Given data:
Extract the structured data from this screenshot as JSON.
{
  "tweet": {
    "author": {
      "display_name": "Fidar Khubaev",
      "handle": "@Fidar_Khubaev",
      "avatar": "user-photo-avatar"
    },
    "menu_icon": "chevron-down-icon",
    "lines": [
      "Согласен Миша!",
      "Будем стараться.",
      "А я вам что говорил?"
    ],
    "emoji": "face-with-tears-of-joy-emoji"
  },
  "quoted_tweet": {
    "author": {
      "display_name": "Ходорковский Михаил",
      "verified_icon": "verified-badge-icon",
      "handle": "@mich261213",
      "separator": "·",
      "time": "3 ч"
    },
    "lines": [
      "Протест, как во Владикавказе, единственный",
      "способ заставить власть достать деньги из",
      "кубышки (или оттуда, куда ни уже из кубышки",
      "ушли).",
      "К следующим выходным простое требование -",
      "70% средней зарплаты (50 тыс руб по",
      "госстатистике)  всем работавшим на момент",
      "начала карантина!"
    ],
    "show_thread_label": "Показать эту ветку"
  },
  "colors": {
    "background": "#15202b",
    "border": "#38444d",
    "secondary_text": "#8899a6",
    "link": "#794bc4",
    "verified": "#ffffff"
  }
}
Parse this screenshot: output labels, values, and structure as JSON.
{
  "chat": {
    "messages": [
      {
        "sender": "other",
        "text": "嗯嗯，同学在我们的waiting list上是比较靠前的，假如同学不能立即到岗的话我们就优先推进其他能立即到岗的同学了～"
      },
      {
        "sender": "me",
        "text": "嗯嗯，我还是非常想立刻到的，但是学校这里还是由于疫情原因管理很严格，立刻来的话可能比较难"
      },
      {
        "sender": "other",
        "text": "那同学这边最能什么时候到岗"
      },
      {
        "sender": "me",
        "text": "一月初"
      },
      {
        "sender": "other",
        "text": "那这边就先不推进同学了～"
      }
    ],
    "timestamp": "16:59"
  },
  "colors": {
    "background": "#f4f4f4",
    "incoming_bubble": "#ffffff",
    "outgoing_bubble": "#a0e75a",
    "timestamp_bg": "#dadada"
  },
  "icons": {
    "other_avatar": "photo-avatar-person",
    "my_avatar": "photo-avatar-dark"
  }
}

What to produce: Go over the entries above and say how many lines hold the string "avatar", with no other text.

Answer section: 3